__WHAT YOU ARE ASKED TO DO__
For this exercise, return all the data word for word, with images left out.

[Collection entries]
>>>>

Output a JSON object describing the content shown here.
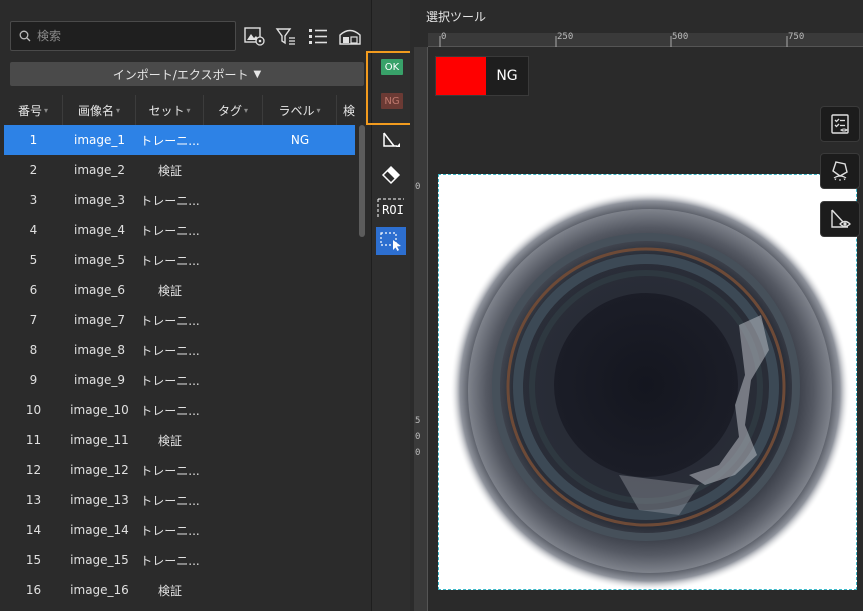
{
  "search": {
    "placeholder": "検索"
  },
  "import_export": {
    "label": "インポート/エクスポート",
    "caret": "▼"
  },
  "table": {
    "headers": [
      "番号",
      "画像名",
      "セット",
      "タグ",
      "ラベル",
      "検"
    ],
    "sort_glyph": "▾",
    "rows": [
      {
        "num": "1",
        "name": "image_1",
        "set": "トレーニ...",
        "tag": "",
        "label": "NG"
      },
      {
        "num": "2",
        "name": "image_2",
        "set": "検証",
        "tag": "",
        "label": ""
      },
      {
        "num": "3",
        "name": "image_3",
        "set": "トレーニ...",
        "tag": "",
        "label": ""
      },
      {
        "num": "4",
        "name": "image_4",
        "set": "トレーニ...",
        "tag": "",
        "label": ""
      },
      {
        "num": "5",
        "name": "image_5",
        "set": "トレーニ...",
        "tag": "",
        "label": ""
      },
      {
        "num": "6",
        "name": "image_6",
        "set": "検証",
        "tag": "",
        "label": ""
      },
      {
        "num": "7",
        "name": "image_7",
        "set": "トレーニ...",
        "tag": "",
        "label": ""
      },
      {
        "num": "8",
        "name": "image_8",
        "set": "トレーニ...",
        "tag": "",
        "label": ""
      },
      {
        "num": "9",
        "name": "image_9",
        "set": "トレーニ...",
        "tag": "",
        "label": ""
      },
      {
        "num": "10",
        "name": "image_10",
        "set": "トレーニ...",
        "tag": "",
        "label": ""
      },
      {
        "num": "11",
        "name": "image_11",
        "set": "検証",
        "tag": "",
        "label": ""
      },
      {
        "num": "12",
        "name": "image_12",
        "set": "トレーニ...",
        "tag": "",
        "label": ""
      },
      {
        "num": "13",
        "name": "image_13",
        "set": "トレーニ...",
        "tag": "",
        "label": ""
      },
      {
        "num": "14",
        "name": "image_14",
        "set": "トレーニ...",
        "tag": "",
        "label": ""
      },
      {
        "num": "15",
        "name": "image_15",
        "set": "トレーニ...",
        "tag": "",
        "label": ""
      },
      {
        "num": "16",
        "name": "image_16",
        "set": "検証",
        "tag": "",
        "label": ""
      }
    ],
    "selected_row": "1"
  },
  "toolbar": {
    "ok_label": "OK",
    "ng_label": "NG",
    "roi_label": "ROI"
  },
  "canvas": {
    "title": "選択ツール",
    "ruler_top": [
      "0",
      "250",
      "500",
      "750"
    ],
    "ruler_left": [
      "0",
      "5",
      "0",
      "0"
    ],
    "current_label": "NG"
  },
  "colors": {
    "accent": "#2d82e6",
    "ok": "#38a169",
    "ng": "#6b3a34",
    "highlight": "#f29b1e",
    "label_ng": "#ff0000"
  }
}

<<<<

__WRITTEN SOLUTION__
Output a JSON object describing the content shown here.
{
  "search": {
    "placeholder": "検索"
  },
  "import_export": {
    "label": "インポート/エクスポート",
    "caret": "▼"
  },
  "table": {
    "headers": [
      "番号",
      "画像名",
      "セット",
      "タグ",
      "ラベル",
      "検"
    ],
    "sort_glyph": "▾",
    "rows": [
      {
        "num": "1",
        "name": "image_1",
        "set": "トレーニ...",
        "tag": "",
        "label": "NG"
      },
      {
        "num": "2",
        "name": "image_2",
        "set": "検証",
        "tag": "",
        "label": ""
      },
      {
        "num": "3",
        "name": "image_3",
        "set": "トレーニ...",
        "tag": "",
        "label": ""
      },
      {
        "num": "4",
        "name": "image_4",
        "set": "トレーニ...",
        "tag": "",
        "label": ""
      },
      {
        "num": "5",
        "name": "image_5",
        "set": "トレーニ...",
        "tag": "",
        "label": ""
      },
      {
        "num": "6",
        "name": "image_6",
        "set": "検証",
        "tag": "",
        "label": ""
      },
      {
        "num": "7",
        "name": "image_7",
        "set": "トレーニ...",
        "tag": "",
        "label": ""
      },
      {
        "num": "8",
        "name": "image_8",
        "set": "トレーニ...",
        "tag": "",
        "label": ""
      },
      {
        "num": "9",
        "name": "image_9",
        "set": "トレーニ...",
        "tag": "",
        "label": ""
      },
      {
        "num": "10",
        "name": "image_10",
        "set": "トレーニ...",
        "tag": "",
        "label": ""
      },
      {
        "num": "11",
        "name": "image_11",
        "set": "検証",
        "tag": "",
        "label": ""
      },
      {
        "num": "12",
        "name": "image_12",
        "set": "トレーニ...",
        "tag": "",
        "label": ""
      },
      {
        "num": "13",
        "name": "image_13",
        "set": "トレーニ...",
        "tag": "",
        "label": ""
      },
      {
        "num": "14",
        "name": "image_14",
        "set": "トレーニ...",
        "tag": "",
        "label": ""
      },
      {
        "num": "15",
        "name": "image_15",
        "set": "トレーニ...",
        "tag": "",
        "label": ""
      },
      {
        "num": "16",
        "name": "image_16",
        "set": "検証",
        "tag": "",
        "label": ""
      }
    ],
    "selected_row": "1"
  },
  "toolbar": {
    "ok_label": "OK",
    "ng_label": "NG",
    "roi_label": "ROI"
  },
  "canvas": {
    "title": "選択ツール",
    "ruler_top": [
      "0",
      "250",
      "500",
      "750"
    ],
    "ruler_left": [
      "0",
      "5",
      "0",
      "0"
    ],
    "current_label": "NG"
  },
  "colors": {
    "accent": "#2d82e6",
    "ok": "#38a169",
    "ng": "#6b3a34",
    "highlight": "#f29b1e",
    "label_ng": "#ff0000"
  }
}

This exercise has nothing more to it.